I do have favorite stuff though, and this is a wee snapshot of some of that stuff; my carefully curated cookbook collection. (Carefully curated; not necessarily carefully arranged. Or even frequently dusted if I'm honest.)
My love of cookbooks started early. My grandmother had a hutch in the kitchen that held, among other things, a large Williamsburg Cookbook of fancy colonial dinners one ostensibly whipped up over an open fire in pots suspended on iron hooks while defeating the British and banging out some tallow candles, a fabulously illustrated Southern Living cookbook full of recipes featuring peaches and pecans that I'm fairly certain we never tried, and the frequently used Philadelphia Orchestra Cookbook, a wildly successful fundraiser that yielded the most popular family recipe ever in the history of anything, a stuffing, boneless chicken, and gravy casserole that we came to refer to as simply 'Orchestra Chicken'. When I finally got my hands on my own copy of the cookbook, anxious to see what other history making recipes could be found within, I was a little frightened by 'zingy tomato aspic' and 'duck blood soup'. I'm still perusing this one, certain to find delicacies that don't involve quivering vegetable jello or the blood of any waterbirds.
I have favorites.
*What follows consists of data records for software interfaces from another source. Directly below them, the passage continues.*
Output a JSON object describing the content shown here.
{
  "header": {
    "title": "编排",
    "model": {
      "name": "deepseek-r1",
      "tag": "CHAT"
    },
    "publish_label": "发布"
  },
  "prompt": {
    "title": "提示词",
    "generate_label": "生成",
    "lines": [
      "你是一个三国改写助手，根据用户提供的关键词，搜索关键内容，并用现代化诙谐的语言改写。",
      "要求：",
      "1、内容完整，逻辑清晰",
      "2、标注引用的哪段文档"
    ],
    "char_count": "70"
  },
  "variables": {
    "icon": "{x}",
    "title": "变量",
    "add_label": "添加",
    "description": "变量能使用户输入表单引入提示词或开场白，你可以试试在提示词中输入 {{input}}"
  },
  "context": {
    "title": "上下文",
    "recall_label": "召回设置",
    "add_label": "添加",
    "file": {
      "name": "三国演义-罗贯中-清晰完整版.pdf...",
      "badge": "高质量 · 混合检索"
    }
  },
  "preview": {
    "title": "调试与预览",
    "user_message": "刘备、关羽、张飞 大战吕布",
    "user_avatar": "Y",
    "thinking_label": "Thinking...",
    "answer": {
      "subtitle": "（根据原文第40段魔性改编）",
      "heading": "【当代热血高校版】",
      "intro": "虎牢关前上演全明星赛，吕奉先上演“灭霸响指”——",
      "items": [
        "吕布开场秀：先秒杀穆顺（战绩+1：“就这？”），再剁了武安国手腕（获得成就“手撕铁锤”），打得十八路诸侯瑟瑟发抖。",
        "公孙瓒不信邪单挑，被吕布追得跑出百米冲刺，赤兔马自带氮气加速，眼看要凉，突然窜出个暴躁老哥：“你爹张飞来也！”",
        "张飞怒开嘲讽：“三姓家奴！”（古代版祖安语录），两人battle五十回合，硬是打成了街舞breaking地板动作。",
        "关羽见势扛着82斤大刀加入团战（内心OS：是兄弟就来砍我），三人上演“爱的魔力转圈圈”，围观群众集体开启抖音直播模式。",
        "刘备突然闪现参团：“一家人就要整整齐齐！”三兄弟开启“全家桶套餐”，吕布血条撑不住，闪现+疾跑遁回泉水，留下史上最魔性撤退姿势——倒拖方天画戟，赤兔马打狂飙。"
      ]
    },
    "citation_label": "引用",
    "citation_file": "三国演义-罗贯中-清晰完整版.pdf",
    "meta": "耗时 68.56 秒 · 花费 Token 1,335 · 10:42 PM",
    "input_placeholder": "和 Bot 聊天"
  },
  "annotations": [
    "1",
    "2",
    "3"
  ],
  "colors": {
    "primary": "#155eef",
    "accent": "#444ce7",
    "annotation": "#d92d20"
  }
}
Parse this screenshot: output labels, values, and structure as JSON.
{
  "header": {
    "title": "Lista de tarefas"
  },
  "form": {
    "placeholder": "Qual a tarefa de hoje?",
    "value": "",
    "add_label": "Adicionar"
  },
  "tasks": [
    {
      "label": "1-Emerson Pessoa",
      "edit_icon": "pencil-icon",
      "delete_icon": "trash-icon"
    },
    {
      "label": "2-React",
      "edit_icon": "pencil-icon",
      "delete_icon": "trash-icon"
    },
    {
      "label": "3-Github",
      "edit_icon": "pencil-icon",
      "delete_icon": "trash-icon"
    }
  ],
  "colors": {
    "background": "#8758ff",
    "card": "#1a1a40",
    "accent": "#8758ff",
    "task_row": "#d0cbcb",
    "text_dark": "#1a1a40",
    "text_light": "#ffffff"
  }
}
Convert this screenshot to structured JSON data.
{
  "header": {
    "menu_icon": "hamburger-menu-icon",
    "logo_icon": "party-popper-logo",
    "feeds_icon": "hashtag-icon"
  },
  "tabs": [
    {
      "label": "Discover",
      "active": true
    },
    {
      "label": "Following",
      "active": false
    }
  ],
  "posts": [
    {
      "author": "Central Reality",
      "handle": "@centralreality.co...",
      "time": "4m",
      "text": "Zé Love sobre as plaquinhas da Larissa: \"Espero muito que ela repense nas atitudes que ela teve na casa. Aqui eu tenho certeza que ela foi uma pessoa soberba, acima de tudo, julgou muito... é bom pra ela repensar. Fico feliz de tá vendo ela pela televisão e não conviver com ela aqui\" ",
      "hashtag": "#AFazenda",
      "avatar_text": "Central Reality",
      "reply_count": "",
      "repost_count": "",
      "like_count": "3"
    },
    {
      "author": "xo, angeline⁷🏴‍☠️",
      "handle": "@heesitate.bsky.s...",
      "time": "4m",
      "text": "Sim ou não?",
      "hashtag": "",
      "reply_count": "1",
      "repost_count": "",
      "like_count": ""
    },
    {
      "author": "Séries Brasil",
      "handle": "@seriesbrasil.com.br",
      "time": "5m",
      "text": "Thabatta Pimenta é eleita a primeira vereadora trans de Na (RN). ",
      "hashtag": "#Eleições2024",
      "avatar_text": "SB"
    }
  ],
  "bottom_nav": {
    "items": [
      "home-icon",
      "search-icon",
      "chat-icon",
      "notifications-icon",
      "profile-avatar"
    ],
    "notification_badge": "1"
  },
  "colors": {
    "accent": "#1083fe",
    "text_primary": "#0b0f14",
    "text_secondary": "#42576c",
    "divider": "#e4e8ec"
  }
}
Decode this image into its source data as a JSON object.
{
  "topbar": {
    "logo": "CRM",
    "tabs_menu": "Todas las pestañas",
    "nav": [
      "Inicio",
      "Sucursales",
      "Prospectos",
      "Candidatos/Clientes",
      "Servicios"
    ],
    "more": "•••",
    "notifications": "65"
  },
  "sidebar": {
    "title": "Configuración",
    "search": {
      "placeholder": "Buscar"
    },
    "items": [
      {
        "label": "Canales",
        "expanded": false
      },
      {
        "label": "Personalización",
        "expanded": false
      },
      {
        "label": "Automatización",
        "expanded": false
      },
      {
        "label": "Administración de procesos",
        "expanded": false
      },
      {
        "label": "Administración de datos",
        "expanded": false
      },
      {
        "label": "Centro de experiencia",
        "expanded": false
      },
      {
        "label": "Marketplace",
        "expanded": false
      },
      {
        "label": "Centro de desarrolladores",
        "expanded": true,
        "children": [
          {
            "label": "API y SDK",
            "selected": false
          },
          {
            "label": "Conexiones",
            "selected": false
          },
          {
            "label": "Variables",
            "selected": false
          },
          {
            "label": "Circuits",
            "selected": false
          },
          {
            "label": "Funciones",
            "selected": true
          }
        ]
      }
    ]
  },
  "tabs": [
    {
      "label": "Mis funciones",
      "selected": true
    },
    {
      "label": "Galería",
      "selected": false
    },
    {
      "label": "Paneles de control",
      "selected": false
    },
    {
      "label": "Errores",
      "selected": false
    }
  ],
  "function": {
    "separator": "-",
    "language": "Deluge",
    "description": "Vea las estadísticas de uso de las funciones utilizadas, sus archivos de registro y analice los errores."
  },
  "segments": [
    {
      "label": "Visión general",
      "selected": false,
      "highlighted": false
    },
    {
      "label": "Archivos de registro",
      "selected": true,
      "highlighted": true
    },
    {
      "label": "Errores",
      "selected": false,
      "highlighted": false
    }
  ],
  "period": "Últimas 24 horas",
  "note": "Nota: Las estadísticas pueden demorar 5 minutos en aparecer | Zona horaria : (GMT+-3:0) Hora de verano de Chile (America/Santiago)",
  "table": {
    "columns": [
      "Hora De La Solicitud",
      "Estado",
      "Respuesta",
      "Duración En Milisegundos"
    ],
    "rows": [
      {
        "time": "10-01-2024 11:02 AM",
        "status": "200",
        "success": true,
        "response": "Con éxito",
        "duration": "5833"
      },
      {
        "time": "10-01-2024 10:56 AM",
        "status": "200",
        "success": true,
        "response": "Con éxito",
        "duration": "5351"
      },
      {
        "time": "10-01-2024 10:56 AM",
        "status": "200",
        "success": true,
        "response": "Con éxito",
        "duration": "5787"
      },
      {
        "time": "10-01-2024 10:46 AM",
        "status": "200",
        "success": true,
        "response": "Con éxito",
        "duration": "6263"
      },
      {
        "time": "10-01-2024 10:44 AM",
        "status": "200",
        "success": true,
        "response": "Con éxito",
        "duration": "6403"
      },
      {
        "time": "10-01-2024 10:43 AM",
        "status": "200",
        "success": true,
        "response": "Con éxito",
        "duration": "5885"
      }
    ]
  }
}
Some of my cookbooks are vintage, and even better, some are used, and have come with all sorts of treasures pressed in the pages. 'The American Woman's Cook Book', published in 1940 with a very patriotic eagle on the cover, came with two; a handwritten recipe in perfect Palmer method on newsprint-thin lined paper for 'frankfurters with sauerkraut' and a round fold-out set of directions for a rubber bushing model Cory glass vacuum coffeepot. (Once the height of convenience, this sort of coffee pot is now being sold by coffee 'geeks and purists'...if you are chasing the rush of a freshly roasted and carefully brewed caffeine buzz you can check in with these folks, arguably gurus of fussy coffee goodness.)
My favorite vintage cookbooks reflect the zeitgeist of their decade in both instruction and admonition. 'The Vegetarian Epicure' by Anna Thomas, a vegetarian cookbook from the days when being a vegetarian was more fun and involved artisanal cheese by the pound, has a section for 'the two-hours later course' of after-dinner snacks, which is explained thus:
This two-hours later course is especially recommended if grass is smoked socially at your house. If you have passed a joint around before dinner to sharpen gustatory perceptions, you most likely will pass another one after dinner, and everyone knows what that will do-- the blind munchies can strike at any time.I hasten to add that this particular cookbook did NOT come with anything fun stuck in the pages.
One of the things I want to write about is cooking. I'm certainly not proposing some kind of Julie and Julia endeavor-- for one thing its been done and for another I'm not eating kidneys and scouring the Pennsylvania countryside for marrowbones. What I will do is meander through my dusty little shelf of cooking wisdom, throw some stuff in the oven, and see what happens. Food is celebration. Food is memory. Food is an understood language. Even in my mismatched, secondhand kitchen these recipes can sing.